Though many whites like to think that blacks also self-segregate, the fact is that black Americans have never shown the type of resistance to integration - residential or otherwise - found among whites.

"Whites have the most segregated living patterns of any group in the country," says Powell, who notes that so-called "minority majority" communities, such as Prince George's County where blacks are in the majority, are much more integrated than communities with a majority of whites.

Is it worth it?

But the question remains: With so much resistance, is the battle against residential segregation worth fighting?

Some answers to that come from the same place where King faced so much resistance: Chicago. A suit similar to the one the ACLU filed in Baltimore was settled there in 1976. The so-called Gautreaux case resettled thousands of public housing residents in majority white areas. Sociologists have found that the children of those who moved had a much better chance of finishing high school, continuing their education and getting a job.


"A lot of people don't understand that when you grow up in extreme poverty, your sense of what is possible is extremely limited," says Stephanie Deluca, a sociologist at Johns Hopkins. "When you see quotes from some of the Gautreaux interviews of people who have moved from the city to the suburbs, it is really amazing. ... People's sense of what they can accomplish actually starts to crystallize."

In the Gautreaux case, the city found the new residences and picked those who would move to them by lottery. They could opt out, but few did. This is different from Section 8 housing, which gives vouchers to poor people but often leaves them on their own to find new housing. With their limited experience - and with resistance in white areas - it is not surprising that many black Section 8 families remain in black areas, or flock to the same area, essentially creating a new project.

The Gautreaux case led the federal government to sponsor Moving to Opportunity, essentially a sociological experiment in five cities, including Baltimore, that gives vouchers and counseling and other support to public housing residents to get them into better neighborhoods. Thus far, it has not shown the same level of success improving conditions for those families that was seen with the Gautreaux families. Deluca is part of the group trying to find out why.

Whatever the results, Deluca is convinced of the need for efforts to integrate housing. "It is hard for people, myself included, to understand the mindset of a person growing up in an extremely isolated, impoverished life," she says, indicating that children in these areas might well see no examples of achievement in their families or among their neighbors.

"The only way for people who grow up in areas like this to get ahead, so to speak, is to meet people who don't come from that neighborhood," Deluca says.

Crenson agrees. "If we can't integrate people by their residences, we just magnify inequalities. Living in a particular neighborhood is not just about a house, it is about schools, police protection, the environment, a whole range of public goods that are obtained through housing.


"When we give up on residential segregation, we are also giving up on a whole range of other inequalities that we allow to persist," he says.

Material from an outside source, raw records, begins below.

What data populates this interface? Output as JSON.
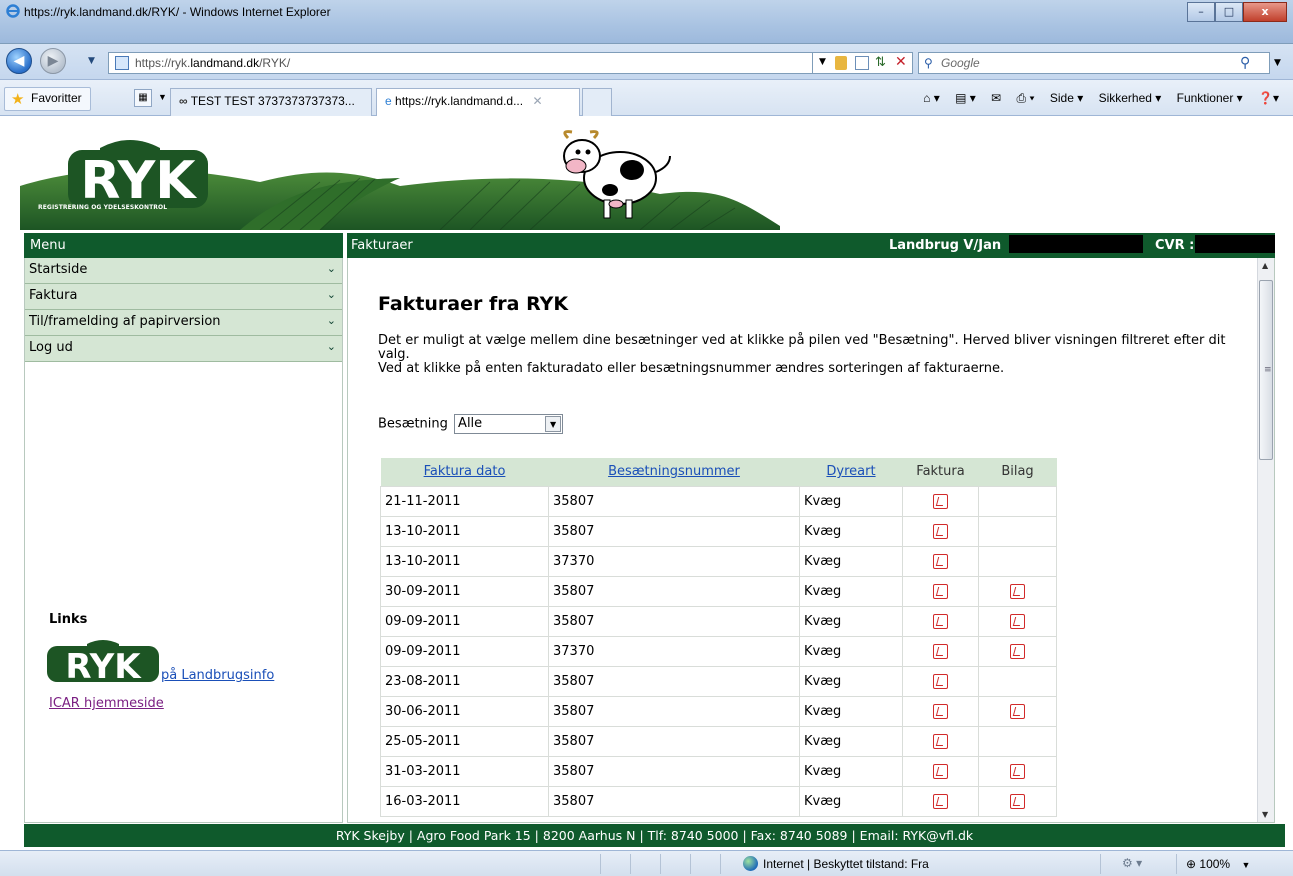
{
  "window": {
    "title": "https://ryk.landmand.dk/RYK/ - Windows Internet Explorer",
    "min": "–",
    "max": "□",
    "close": "x"
  },
  "address": {
    "url_prefix": "https://ryk.",
    "url_host": "landmand.dk",
    "url_path": "/RYK/",
    "search_placeholder": "Google"
  },
  "favorites": {
    "label": "Favoritter",
    "tabs": [
      {
        "label": "TEST TEST 3737373737373..."
      },
      {
        "label": "https://ryk.landmand.d...",
        "close": "✕"
      }
    ],
    "commands": [
      "Side ▾",
      "Sikkerhed ▾",
      "Funktioner ▾"
    ]
  },
  "banner": {
    "logo_text": "RYK",
    "logo_subtitle": "REGISTRERING OG YDELSESKONTROL"
  },
  "menu": {
    "heading": "Menu",
    "items": [
      {
        "label": "Startside"
      },
      {
        "label": "Faktura"
      },
      {
        "label": "Til/framelding af papirversion"
      },
      {
        "label": "Log ud"
      }
    ],
    "links_heading": "Links",
    "link_landbrug": " på Landbrugsinfo",
    "link_icar": "ICAR hjemmeside"
  },
  "content_header": {
    "title": "Fakturaer",
    "farm": "Landbrug V/Jan",
    "cvr_label": "CVR :"
  },
  "main": {
    "title": "Fakturaer fra RYK",
    "intro_line1": "Det er muligt at vælge mellem dine besætninger ved at klikke på pilen ved \"Besætning\". Herved bliver visningen filtreret efter dit valg.",
    "intro_line2": "Ved at klikke på enten fakturadato eller besætningsnummer ændres sorteringen af fakturaerne.",
    "filter_label": "Besætning",
    "filter_value": "Alle"
  },
  "table": {
    "headers": {
      "date": "Faktura dato",
      "herd": "Besætningsnummer",
      "species": "Dyreart",
      "invoice": "Faktura",
      "attachment": "Bilag"
    },
    "rows": [
      {
        "date": "21-11-2011",
        "herd": "35807",
        "species": "Kvæg",
        "invoice": true,
        "attachment": false
      },
      {
        "date": "13-10-2011",
        "herd": "35807",
        "species": "Kvæg",
        "invoice": true,
        "attachment": false
      },
      {
        "date": "13-10-2011",
        "herd": "37370",
        "species": "Kvæg",
        "invoice": true,
        "attachment": false
      },
      {
        "date": "30-09-2011",
        "herd": "35807",
        "species": "Kvæg",
        "invoice": true,
        "attachment": true
      },
      {
        "date": "09-09-2011",
        "herd": "35807",
        "species": "Kvæg",
        "invoice": true,
        "attachment": true
      },
      {
        "date": "09-09-2011",
        "herd": "37370",
        "species": "Kvæg",
        "invoice": true,
        "attachment": true
      },
      {
        "date": "23-08-2011",
        "herd": "35807",
        "species": "Kvæg",
        "invoice": true,
        "attachment": false
      },
      {
        "date": "30-06-2011",
        "herd": "35807",
        "species": "Kvæg",
        "invoice": true,
        "attachment": true
      },
      {
        "date": "25-05-2011",
        "herd": "35807",
        "species": "Kvæg",
        "invoice": true,
        "attachment": false
      },
      {
        "date": "31-03-2011",
        "herd": "35807",
        "species": "Kvæg",
        "invoice": true,
        "attachment": true
      },
      {
        "date": "16-03-2011",
        "herd": "35807",
        "species": "Kvæg",
        "invoice": true,
        "attachment": true
      }
    ]
  },
  "footer": {
    "text": "RYK Skejby | Agro Food Park 15 | 8200 Aarhus N | Tlf: 8740 5000 | Fax: 8740 5089 | Email: RYK@vfl.dk"
  },
  "status": {
    "zone": "Internet | Beskyttet tilstand: Fra",
    "zoom": "100%"
  },
  "colors": {
    "brand_green": "#0f5a2c",
    "menu_green": "#d5e6d4",
    "pdf_red": "#d12a2a"
  }
}
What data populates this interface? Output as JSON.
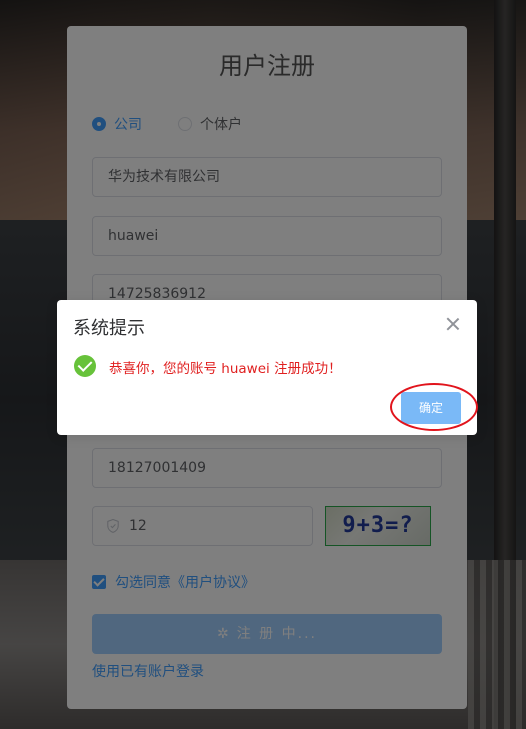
{
  "form": {
    "title": "用户注册",
    "type_options": [
      {
        "label": "公司",
        "checked": true
      },
      {
        "label": "个体户",
        "checked": false
      }
    ],
    "company_name": "华为技术有限公司",
    "username": "huawei",
    "phone": "14725836912",
    "mobile": "18127001409",
    "captcha_value": "12",
    "captcha_image_text": "9+3=?",
    "agreement_label": "勾选同意《用户协议》",
    "agreement_checked": true,
    "register_button": "注 册 中...",
    "login_link": "使用已有账户登录"
  },
  "dialog": {
    "title": "系统提示",
    "message": "恭喜你，您的账号 huawei 注册成功！",
    "ok_button": "确定"
  },
  "colors": {
    "primary": "#409eff",
    "success": "#67c23a",
    "message_text": "#e02020",
    "annotation": "#e1141c"
  }
}
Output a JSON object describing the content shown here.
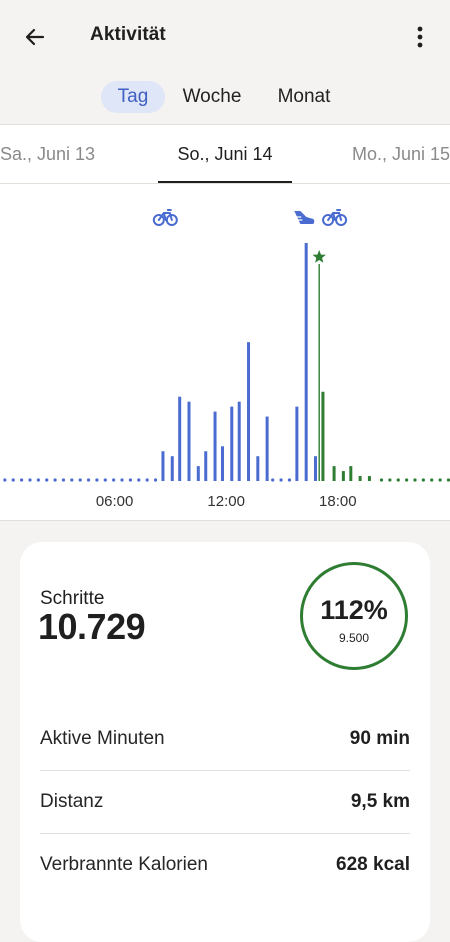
{
  "appbar": {
    "title": "Aktivität",
    "back_icon": "arrow-back-icon",
    "menu_icon": "more-vertical-icon"
  },
  "tabs": [
    {
      "label": "Tag",
      "active": true
    },
    {
      "label": "Woche",
      "active": false
    },
    {
      "label": "Monat",
      "active": false
    }
  ],
  "dates": {
    "prev": "Sa., Juni 13",
    "current": "So., Juni 14",
    "next": "Mo., Juni 15"
  },
  "colors": {
    "accent": "#4a6bd0",
    "goal": "#2e7d32",
    "tab_active_bg": "#dfe6f7"
  },
  "chart_data": {
    "type": "bar",
    "x_ticks": [
      "06:00",
      "12:00",
      "18:00"
    ],
    "x_unit": "hour of day",
    "y_label": "",
    "bars": [
      {
        "hour": 8.6,
        "value": 6
      },
      {
        "hour": 9.1,
        "value": 5
      },
      {
        "hour": 9.5,
        "value": 17
      },
      {
        "hour": 10.0,
        "value": 16
      },
      {
        "hour": 10.5,
        "value": 3
      },
      {
        "hour": 10.9,
        "value": 6
      },
      {
        "hour": 11.4,
        "value": 14
      },
      {
        "hour": 11.8,
        "value": 7
      },
      {
        "hour": 12.3,
        "value": 15
      },
      {
        "hour": 12.7,
        "value": 16
      },
      {
        "hour": 13.2,
        "value": 28
      },
      {
        "hour": 13.7,
        "value": 5
      },
      {
        "hour": 14.2,
        "value": 13
      },
      {
        "hour": 15.8,
        "value": 15
      },
      {
        "hour": 16.3,
        "value": 48
      },
      {
        "hour": 16.8,
        "value": 5
      },
      {
        "hour": 17.2,
        "value": 18,
        "goal_reached": true
      },
      {
        "hour": 17.8,
        "value": 3,
        "goal_reached": true
      },
      {
        "hour": 18.3,
        "value": 2,
        "goal_reached": true
      },
      {
        "hour": 18.7,
        "value": 3,
        "goal_reached": true
      },
      {
        "hour": 19.2,
        "value": 1,
        "goal_reached": true
      },
      {
        "hour": 19.7,
        "value": 1,
        "goal_reached": true
      }
    ],
    "goal_marker_hour": 17.0,
    "activity_icons": [
      {
        "icon": "bike-icon",
        "hour": 8.7
      },
      {
        "icon": "shoe-icon",
        "hour": 16.2
      },
      {
        "icon": "bike-icon",
        "hour": 17.8
      }
    ],
    "grid": false
  },
  "summary": {
    "steps_label": "Schritte",
    "steps_value": "10.729",
    "goal_percent": "112%",
    "goal_value": "9.500",
    "goal_progress": 1.12
  },
  "metrics": [
    {
      "label": "Aktive Minuten",
      "value": "90 min"
    },
    {
      "label": "Distanz",
      "value": "9,5 km"
    },
    {
      "label": "Verbrannte Kalorien",
      "value": "628 kcal"
    }
  ]
}
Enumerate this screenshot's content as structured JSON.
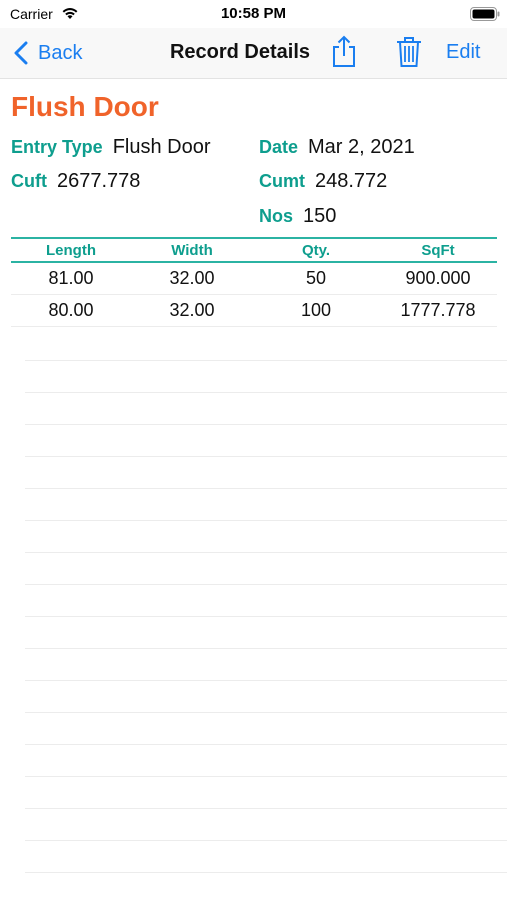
{
  "status_bar": {
    "carrier": "Carrier",
    "time": "10:58 PM"
  },
  "nav": {
    "back_label": "Back",
    "title": "Record Details",
    "edit_label": "Edit"
  },
  "record": {
    "title": "Flush Door",
    "fields": {
      "entry_type_label": "Entry Type",
      "entry_type_value": "Flush Door",
      "date_label": "Date",
      "date_value": "Mar 2, 2021",
      "cuft_label": "Cuft",
      "cuft_value": "2677.778",
      "cumt_label": "Cumt",
      "cumt_value": "248.772",
      "nos_label": "Nos",
      "nos_value": "150"
    }
  },
  "table": {
    "headers": [
      "Length",
      "Width",
      "Qty.",
      "SqFt"
    ],
    "rows": [
      [
        "81.00",
        "32.00",
        "50",
        "900.000"
      ],
      [
        "80.00",
        "32.00",
        "100",
        "1777.778"
      ]
    ]
  },
  "colors": {
    "accent_blue": "#1a7ef0",
    "title_orange": "#f0632a",
    "label_teal": "#0e9e8e",
    "rule_teal": "#2bb3a3"
  },
  "icons": {
    "back": "chevron-left-icon",
    "share": "share-icon",
    "trash": "trash-icon",
    "wifi": "wifi-icon",
    "battery": "battery-icon"
  }
}
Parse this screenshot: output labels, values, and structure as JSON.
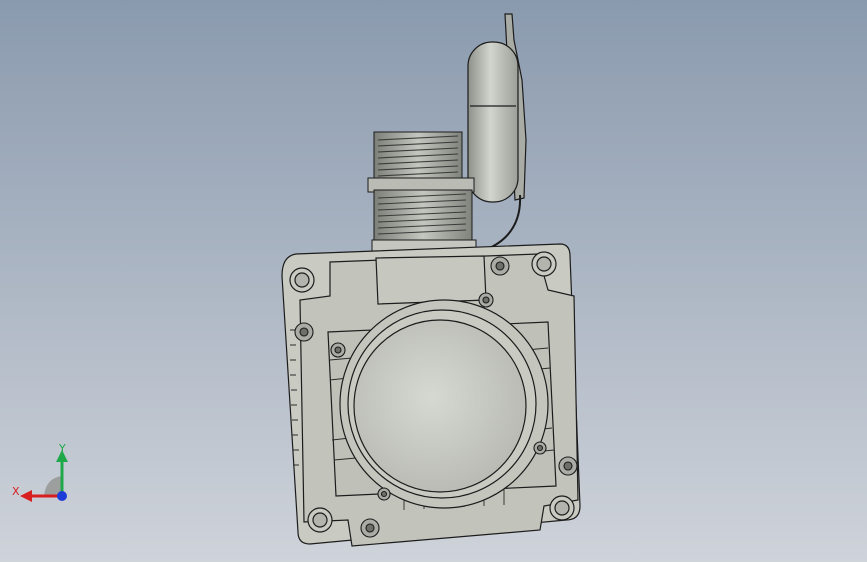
{
  "viewport": {
    "background_top": "#8a9aae",
    "background_bottom": "#cfd3da"
  },
  "model": {
    "part_color": "#c9cbc3",
    "edge_color": "#1c1c1c"
  },
  "triad": {
    "x_label": "X",
    "y_label": "Y",
    "x_color": "#d81e1e",
    "y_color": "#1fa84a",
    "z_color": "#1e3cd8"
  }
}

'Free at last'

Branch says that integration does not mean assimilation. "I like to emphasize what King said at the end of his 'I have a dream' speech, when he says that blacks and whites will join hands and 'sing in the words of the old Negro spiritual, "Free at last! free at last! Thank God Almighty, we are free at last!" '

"He's not saying that black people will be singing a white song, but that white people will be comfortable singing a black spiritual," Branch says.

Comfort, he says, has become the key word. Since whites are not comfortable talking about race, it is rarely discussed. But until all are comfortable with other races, King's vision - which Branch puts on par with those of the United States' founding fathers - will not be realized.

"We do not need to do this job just for black people," Branch says of achieving full integration. "We need to do it for the country."